The lead economist on the project, Bento J. Lobo, lives in Chattanooga and began the investigation because of the high-speed municipal fiber network in the City. He was curious if that network had contributed in a measurable way to jobs. The study also looked at FCC data from the National Broadband Map dataset and looked at 95 other counties in Tennessee.
The study looked at broadband availability and unemployment over the period from 2011 to 2016. The study measured broadband availability by considering places that have more than one landline broadband provider defined as served, with the rest either unserved or underserved. They concluded that Tennessee looks a lot like the rest of the country in that urban areas have decent broadband while broadband options in rural parts of the state are limited.
I have to wonder about the extent to which poor FCC broadband mapping data suppressed the findings of the study. I wrote a blog earlier this week that highlighted a Penn State study that showed the inadequacies of the FCC data in Pennsylvania, where the number of people that have broadband availability was overstated in every county in the state.
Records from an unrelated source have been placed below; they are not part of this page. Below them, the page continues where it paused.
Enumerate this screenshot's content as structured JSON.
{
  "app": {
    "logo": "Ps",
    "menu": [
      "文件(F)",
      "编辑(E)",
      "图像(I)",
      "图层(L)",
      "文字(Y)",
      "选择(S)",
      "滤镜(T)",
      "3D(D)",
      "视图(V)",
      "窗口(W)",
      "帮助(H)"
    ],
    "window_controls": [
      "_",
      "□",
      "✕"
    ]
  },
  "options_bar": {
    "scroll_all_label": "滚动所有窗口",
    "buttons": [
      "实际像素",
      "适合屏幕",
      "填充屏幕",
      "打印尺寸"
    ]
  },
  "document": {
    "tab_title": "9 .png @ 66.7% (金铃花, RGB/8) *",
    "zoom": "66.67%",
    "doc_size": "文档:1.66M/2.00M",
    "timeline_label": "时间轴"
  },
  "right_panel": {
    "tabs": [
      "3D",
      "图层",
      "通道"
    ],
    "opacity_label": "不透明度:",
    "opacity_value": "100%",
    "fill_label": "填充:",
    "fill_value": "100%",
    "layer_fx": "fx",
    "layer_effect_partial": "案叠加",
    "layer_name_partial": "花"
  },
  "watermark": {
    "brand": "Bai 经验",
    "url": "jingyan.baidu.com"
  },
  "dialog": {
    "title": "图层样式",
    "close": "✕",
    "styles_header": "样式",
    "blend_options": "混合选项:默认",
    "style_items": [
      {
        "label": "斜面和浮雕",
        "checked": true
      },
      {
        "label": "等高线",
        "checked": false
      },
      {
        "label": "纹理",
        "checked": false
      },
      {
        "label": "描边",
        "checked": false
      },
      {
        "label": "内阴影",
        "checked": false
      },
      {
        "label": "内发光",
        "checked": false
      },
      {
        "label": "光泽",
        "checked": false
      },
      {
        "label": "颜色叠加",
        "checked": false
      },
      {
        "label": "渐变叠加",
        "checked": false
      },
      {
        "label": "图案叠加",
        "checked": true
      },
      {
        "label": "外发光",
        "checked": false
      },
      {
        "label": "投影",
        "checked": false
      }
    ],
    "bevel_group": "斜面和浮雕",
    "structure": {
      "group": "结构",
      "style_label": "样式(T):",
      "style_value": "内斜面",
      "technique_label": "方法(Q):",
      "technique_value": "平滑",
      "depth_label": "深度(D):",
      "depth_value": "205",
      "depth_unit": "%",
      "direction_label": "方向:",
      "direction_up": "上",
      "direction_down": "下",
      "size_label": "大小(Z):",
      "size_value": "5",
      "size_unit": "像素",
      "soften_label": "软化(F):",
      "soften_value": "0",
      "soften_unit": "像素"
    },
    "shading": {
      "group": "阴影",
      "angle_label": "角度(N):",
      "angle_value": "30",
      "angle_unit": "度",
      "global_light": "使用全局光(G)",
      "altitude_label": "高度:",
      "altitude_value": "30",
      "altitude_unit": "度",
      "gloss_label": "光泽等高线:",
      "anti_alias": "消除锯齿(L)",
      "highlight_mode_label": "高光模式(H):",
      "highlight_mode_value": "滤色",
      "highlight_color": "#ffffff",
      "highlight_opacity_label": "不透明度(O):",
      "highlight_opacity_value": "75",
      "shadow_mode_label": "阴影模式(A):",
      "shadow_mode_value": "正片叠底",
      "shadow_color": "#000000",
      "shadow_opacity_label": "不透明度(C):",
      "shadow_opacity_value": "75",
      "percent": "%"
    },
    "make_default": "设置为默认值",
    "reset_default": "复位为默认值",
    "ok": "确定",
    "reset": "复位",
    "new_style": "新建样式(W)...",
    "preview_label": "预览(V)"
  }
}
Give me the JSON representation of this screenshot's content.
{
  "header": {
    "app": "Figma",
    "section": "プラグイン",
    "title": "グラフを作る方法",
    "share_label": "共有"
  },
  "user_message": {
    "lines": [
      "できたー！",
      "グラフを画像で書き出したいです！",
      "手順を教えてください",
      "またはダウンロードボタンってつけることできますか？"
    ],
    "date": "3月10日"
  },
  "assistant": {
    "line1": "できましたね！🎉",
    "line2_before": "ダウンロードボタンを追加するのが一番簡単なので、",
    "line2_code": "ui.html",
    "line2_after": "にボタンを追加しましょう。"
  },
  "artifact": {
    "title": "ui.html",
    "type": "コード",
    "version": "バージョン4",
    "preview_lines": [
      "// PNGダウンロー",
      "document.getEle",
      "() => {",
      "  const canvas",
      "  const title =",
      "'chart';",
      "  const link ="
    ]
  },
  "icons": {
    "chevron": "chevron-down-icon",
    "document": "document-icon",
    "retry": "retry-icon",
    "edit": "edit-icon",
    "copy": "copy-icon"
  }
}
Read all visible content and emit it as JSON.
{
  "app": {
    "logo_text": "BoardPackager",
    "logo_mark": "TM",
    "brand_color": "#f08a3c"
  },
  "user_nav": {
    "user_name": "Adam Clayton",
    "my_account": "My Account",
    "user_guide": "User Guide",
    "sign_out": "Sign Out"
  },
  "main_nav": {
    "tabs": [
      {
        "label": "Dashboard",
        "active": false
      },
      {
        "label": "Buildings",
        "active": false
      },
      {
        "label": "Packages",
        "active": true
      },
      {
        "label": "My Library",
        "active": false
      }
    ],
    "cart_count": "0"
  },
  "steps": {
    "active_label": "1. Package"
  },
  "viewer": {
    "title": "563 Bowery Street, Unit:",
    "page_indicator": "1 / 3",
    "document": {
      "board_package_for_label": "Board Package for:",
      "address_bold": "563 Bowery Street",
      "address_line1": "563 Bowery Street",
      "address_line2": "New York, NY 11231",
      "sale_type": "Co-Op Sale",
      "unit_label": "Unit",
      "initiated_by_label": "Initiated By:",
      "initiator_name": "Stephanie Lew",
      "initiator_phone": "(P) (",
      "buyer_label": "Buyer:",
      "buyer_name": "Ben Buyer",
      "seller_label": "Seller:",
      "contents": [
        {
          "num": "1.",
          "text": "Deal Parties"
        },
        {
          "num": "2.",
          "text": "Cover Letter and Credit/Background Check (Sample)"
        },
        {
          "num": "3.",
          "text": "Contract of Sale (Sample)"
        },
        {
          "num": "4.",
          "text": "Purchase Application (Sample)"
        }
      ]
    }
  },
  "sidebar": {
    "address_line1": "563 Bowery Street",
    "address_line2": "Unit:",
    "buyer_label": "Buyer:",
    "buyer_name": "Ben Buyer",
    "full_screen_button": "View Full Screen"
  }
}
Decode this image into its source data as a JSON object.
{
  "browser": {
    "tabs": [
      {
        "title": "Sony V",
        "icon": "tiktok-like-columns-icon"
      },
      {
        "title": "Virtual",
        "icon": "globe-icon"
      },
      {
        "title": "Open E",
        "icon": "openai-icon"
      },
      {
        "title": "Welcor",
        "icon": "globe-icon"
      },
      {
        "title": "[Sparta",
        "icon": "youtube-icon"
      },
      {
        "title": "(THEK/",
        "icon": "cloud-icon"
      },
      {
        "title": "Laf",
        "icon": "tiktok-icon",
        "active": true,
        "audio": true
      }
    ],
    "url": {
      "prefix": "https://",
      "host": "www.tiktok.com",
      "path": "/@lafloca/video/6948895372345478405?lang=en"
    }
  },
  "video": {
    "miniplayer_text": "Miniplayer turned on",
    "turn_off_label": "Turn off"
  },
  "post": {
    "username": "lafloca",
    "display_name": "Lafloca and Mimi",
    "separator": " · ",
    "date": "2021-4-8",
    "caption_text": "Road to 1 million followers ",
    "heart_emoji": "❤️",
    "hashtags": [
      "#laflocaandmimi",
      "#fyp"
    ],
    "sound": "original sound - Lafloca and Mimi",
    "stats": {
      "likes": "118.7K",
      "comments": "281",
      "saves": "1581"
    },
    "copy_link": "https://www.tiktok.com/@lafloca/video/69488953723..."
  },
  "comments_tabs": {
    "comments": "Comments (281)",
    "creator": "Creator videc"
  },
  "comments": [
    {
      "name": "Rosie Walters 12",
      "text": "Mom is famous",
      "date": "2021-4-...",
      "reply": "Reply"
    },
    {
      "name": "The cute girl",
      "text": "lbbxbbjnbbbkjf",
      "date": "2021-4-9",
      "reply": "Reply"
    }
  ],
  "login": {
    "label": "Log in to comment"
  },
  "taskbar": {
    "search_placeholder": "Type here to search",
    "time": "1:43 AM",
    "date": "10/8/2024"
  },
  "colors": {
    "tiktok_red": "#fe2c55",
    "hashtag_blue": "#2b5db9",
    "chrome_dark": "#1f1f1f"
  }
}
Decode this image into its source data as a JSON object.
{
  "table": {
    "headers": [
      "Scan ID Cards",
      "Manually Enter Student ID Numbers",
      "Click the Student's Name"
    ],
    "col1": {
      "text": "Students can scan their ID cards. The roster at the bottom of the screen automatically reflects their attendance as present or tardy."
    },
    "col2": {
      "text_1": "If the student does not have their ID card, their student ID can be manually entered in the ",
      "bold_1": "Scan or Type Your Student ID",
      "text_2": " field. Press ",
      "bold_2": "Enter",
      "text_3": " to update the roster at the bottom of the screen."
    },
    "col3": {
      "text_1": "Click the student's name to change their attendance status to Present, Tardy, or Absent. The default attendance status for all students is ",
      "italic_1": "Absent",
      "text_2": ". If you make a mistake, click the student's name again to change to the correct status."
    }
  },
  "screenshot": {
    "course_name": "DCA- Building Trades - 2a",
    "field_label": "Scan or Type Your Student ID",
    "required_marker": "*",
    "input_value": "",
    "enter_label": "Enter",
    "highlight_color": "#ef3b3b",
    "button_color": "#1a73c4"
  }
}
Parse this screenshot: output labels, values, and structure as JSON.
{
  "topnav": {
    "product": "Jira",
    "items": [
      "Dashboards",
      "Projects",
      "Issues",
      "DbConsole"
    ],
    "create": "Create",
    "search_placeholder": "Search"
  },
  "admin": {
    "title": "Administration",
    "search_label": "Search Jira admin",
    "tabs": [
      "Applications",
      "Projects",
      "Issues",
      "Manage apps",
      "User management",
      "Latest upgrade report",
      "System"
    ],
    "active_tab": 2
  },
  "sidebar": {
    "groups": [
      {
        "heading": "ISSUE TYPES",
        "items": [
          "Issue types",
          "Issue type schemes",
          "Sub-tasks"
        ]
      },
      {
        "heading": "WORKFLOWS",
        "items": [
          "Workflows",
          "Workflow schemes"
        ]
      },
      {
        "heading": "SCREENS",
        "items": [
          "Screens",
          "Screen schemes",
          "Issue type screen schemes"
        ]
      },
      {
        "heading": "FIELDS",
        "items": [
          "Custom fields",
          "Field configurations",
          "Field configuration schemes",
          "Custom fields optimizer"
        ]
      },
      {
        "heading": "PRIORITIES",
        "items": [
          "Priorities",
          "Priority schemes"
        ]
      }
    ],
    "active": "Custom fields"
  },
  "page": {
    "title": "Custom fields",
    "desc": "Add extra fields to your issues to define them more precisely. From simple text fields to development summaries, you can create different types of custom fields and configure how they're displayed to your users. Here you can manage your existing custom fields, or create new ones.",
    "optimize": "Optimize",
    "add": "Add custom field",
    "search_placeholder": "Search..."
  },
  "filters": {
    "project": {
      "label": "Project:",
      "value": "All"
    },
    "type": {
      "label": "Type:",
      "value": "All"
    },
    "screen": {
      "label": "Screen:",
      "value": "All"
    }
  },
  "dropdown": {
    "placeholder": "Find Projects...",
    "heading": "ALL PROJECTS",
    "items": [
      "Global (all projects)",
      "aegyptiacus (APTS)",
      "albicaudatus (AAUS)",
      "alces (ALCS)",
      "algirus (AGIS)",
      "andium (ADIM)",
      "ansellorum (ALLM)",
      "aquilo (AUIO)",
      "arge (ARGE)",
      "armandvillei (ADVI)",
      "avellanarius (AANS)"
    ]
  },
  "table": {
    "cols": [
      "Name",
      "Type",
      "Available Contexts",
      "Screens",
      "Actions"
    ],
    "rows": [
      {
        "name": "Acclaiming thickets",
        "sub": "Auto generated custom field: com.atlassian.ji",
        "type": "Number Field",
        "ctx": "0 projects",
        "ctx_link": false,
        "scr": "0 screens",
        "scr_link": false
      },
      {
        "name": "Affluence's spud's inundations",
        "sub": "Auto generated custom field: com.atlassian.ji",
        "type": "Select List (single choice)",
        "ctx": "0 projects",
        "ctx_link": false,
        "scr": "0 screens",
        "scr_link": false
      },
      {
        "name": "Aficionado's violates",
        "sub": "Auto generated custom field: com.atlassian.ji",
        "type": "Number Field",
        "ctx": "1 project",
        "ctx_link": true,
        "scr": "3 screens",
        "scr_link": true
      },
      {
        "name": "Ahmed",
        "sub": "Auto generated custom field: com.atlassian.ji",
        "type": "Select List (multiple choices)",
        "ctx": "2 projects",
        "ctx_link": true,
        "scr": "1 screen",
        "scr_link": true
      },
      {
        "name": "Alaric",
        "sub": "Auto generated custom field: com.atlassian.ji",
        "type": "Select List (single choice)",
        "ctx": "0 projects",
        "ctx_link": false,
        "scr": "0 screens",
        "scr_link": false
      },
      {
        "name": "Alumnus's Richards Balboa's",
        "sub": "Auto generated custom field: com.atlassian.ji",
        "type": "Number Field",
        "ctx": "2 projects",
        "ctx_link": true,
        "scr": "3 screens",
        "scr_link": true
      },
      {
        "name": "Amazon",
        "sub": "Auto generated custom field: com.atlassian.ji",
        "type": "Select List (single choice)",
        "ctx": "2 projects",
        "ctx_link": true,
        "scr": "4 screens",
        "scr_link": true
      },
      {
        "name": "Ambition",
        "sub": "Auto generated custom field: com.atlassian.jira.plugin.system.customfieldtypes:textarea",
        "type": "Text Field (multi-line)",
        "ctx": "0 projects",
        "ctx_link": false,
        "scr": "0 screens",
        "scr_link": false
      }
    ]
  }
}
For example, the Penn State study showed that there are counties in the state that the FCC considers as fully covered by broadband, but in which the average actual download speed in the county is at half of the FCC’s 25/3 Mbps definition of broadband. That kind of mapping error has to be affecting the results found in this unemployment study by overstating the rural areas that have good broadband.
The fact that the authors found a correlation is impressive after understanding the nature of the FCC dataset. The authors of this report say that the topic is worthy of more granular studies looking at specific counties that get broadband for the first time. At CCG we work with such counties and we’ve gathered a lot of anecdotal evidence over the years that broadband brings jobs to rural America.
Everywhere we go we see evidence that rural people are hungry for good-paying jobs. In one rural county we studied in Minnesota we saw that every single farm in the county had an incorporated home-based business that was separate from farming. Somebody at every farm was trying to supplement farming income. The rural folks in that county hoped that they could find better-paying jobs after getting broadband. In this particular county, the farms didn’t even have rudimentary DSL, and their broadband options were limited to satellite broadband or cellular data.
Parts of this county have gotten wireless broadband that is advertised at speeds between 25 Mbps – 50 Mbps. I agree with the researchers that more granular study ought to be done and it would be illuminating to have studied the rural households in this county before and after the introduction of broadband. My guess is that broadband has a bigger impact than calculated by this study.
Good broadband enables rural residents to find home-based online jobs – an exploding part of the new economy. In this particular county the unemployment rate might not change due to broadband – but household incomes are likely to increase as farm family members find better-paying jobs online to replace the ones they are tackling today without broadband. That kind of job upgrade would not be measured by looking at the unemployment rate, but would be discovered in more granular analysis.
The impacts in bigger cities like Chattanooga must be a lot harder to quantify. Again, we know anecdotally that programmers and other high-tech folks moved to Chattanooga due to the ubiquitous gigabit fiber network. It has to be very hard to somehow pinpoint those fiber-related new jobs out of a diverse big-city economy. This has to be particularly hard to pinpoint the impact of broadband in an economy where unemployment rates fell nationwide during the whole study period.